When I’m wandering through the garden, I often take photos–to print out for my journal, to print onto cloth and sew onto a postcard, or just look at on my iPhone. A friend sent me some photos from the garden today, and I wrote some fast journal ideas. Maybe this is an idea you can use, too.
Here’s how I do it: I transfer the photos to my Flickr site, mark them “Private” and then add some notes I want to think about. The notes are really short, memory jogs for longer posts I can create. Then, I give myself permission to forget about them. In a week or so, when I go back, I peek at some older ideas. Sometimes the ideas don’t have a spark anymore, and I can delete them. Sometimes I get excited about a small idea and want to make it into something much bigger. Here are some examples, using the photos a friend sent me today.
This butterfly is so adapted to his surroundings, that he looks like a wilted flower. Sometimes looking like a wilted flower is a big advantage–it keeps you from getting eaten by a predator. Adaptation can be useful. If you do it to often, though, you may begin to think that blending in the only way to avoid risk. And it’s not.
I’m always amazed at how the thorniest, toughest plants have the most colorful, dainty, delicate flowers. It’s such a contrast. I know people like that, too–filled with contrasts. If I keep trying to label them one thing or another, I’ll never know them. If I accept all they are, I might enjoy certain parts of their character more.
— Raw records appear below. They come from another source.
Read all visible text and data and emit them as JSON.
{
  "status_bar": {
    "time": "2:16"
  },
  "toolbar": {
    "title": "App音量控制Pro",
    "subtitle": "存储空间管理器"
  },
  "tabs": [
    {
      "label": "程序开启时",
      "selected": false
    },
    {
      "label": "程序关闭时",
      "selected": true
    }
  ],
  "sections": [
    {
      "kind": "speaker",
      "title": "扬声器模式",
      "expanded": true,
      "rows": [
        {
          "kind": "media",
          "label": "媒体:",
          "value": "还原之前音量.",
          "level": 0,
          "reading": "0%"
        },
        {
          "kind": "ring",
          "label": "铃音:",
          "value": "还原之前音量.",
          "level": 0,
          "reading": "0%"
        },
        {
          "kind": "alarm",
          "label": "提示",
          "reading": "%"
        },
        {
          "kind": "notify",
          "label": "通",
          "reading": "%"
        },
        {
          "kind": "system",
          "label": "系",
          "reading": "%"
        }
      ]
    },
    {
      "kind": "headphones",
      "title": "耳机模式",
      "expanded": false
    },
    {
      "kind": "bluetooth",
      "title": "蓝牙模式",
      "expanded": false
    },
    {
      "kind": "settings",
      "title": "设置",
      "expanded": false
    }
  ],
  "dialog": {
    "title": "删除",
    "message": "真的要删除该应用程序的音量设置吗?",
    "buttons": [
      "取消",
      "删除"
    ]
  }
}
This butterfly does not eat orange slices by nature. But in this environment, the slices provide both food and water to the butterfly. Making use of what is in front of you instead of spending a lot of energy doing what you’ve always done is a way to thrive instead of survive. (I’m also impressed by the camouflage.)
The obvious star pattern is caused by the less obvious light in the center. Sometimes the shadow of the light is more interesting than the light itself. Your shadow self, the darker side of you, often considered the “bad” part of you, teaches lessons the lighter side of you cannot. The shadow doesn’t always have to be ugly. There is beauty in both the shadow and the light. In this case, both at the same time.
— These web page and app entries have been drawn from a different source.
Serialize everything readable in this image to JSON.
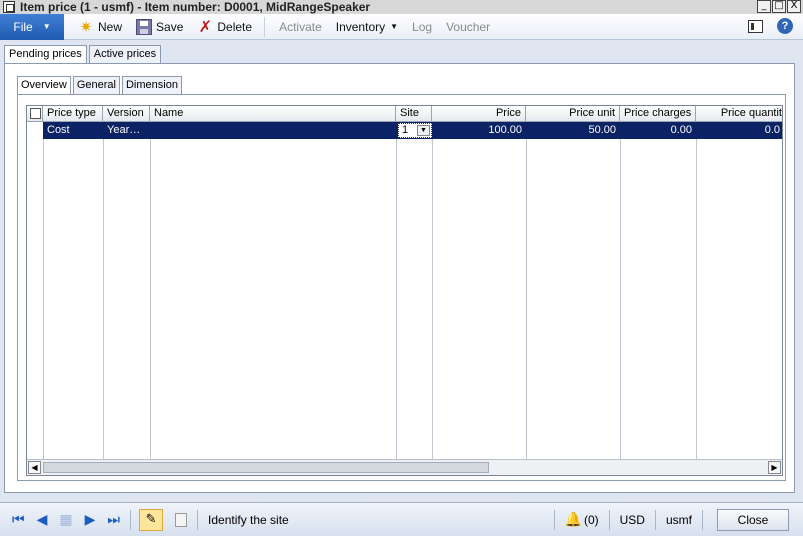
{
  "window": {
    "title": "Item price (1 - usmf) - Item number: D0001, MidRangeSpeaker",
    "minimize": "_",
    "maximize": "□",
    "close": "X"
  },
  "ribbon": {
    "file_label": "File",
    "new_label": "New",
    "save_label": "Save",
    "delete_label": "Delete",
    "activate_label": "Activate",
    "inventory_label": "Inventory",
    "log_label": "Log",
    "voucher_label": "Voucher",
    "help_label": "?"
  },
  "outer_tabs": [
    "Pending prices",
    "Active prices"
  ],
  "inner_tabs": [
    "Overview",
    "General",
    "Dimension"
  ],
  "grid": {
    "columns": [
      "Price type",
      "Version",
      "Name",
      "Site",
      "Price",
      "Price unit",
      "Price charges",
      "Price quantit"
    ],
    "rows": [
      {
        "price_type": "Cost",
        "version": "Year…",
        "name": "",
        "site": "1",
        "price": "100.00",
        "price_unit": "50.00",
        "price_charges": "0.00",
        "price_quantity": "0.0"
      }
    ]
  },
  "statusbar": {
    "status_text": "Identify the site",
    "notifications": "(0)",
    "currency": "USD",
    "company": "usmf",
    "close_label": "Close"
  },
  "icons": {
    "new": "sun-icon",
    "save": "floppy-disk-icon",
    "delete": "red-x-icon",
    "edit": "pencil-icon",
    "notifications": "bell-icon"
  }
}
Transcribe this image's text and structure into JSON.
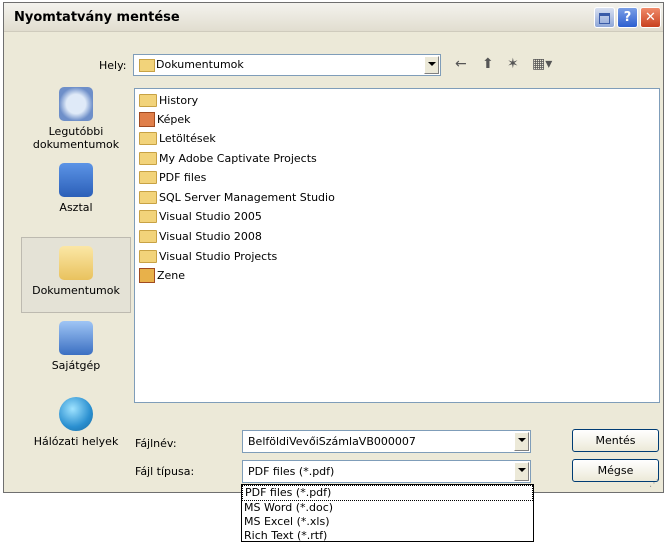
{
  "dialog": {
    "title": "Nyomtatvány mentése",
    "icons": {
      "minimize": "minimize-icon",
      "help": "help-icon",
      "close": "close-icon"
    }
  },
  "location": {
    "label": "Hely:",
    "value": "Dokumentumok"
  },
  "toolbar": {
    "back_icon": "←",
    "up_icon": "⬆",
    "new_folder_icon": "✶",
    "view_icon": "▦▾"
  },
  "sidebar": {
    "items": [
      {
        "label": "Legutóbbi dokumentumok",
        "icon": "recent-icon"
      },
      {
        "label": "Asztal",
        "icon": "desktop-icon"
      },
      {
        "label": "Dokumentumok",
        "icon": "documents-icon"
      },
      {
        "label": "Sajátgép",
        "icon": "computer-icon"
      },
      {
        "label": "Hálózati helyek",
        "icon": "network-icon"
      }
    ]
  },
  "files": [
    "History",
    "Képek",
    "Letöltések",
    "My Adobe Captivate Projects",
    "PDF files",
    "SQL Server Management Studio",
    "Visual Studio 2005",
    "Visual Studio 2008",
    "Visual Studio Projects",
    "Zene"
  ],
  "filename": {
    "label": "Fájlnév:",
    "value": "BelföldiVevőiSzámlaVB000007"
  },
  "filetype": {
    "label": "Fájl típusa:",
    "value": "PDF files (*.pdf)",
    "options": [
      "PDF files (*.pdf)",
      "MS Word (*.doc)",
      "MS Excel (*.xls)",
      "Rich Text (*.rtf)"
    ]
  },
  "buttons": {
    "save": "Mentés",
    "cancel": "Mégse"
  },
  "colors": {
    "dialog_bg": "#ece9d8",
    "close_button": "#c8401f",
    "help_button": "#2d5fd0"
  }
}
It’s a great way to spark some deep, meaningful journaling.
Photos: Chihuly glass and light/shadow: © Quinn McDonald. Butterflies and cactus: © Rosaland Hannibal. All rights reserved. 2011.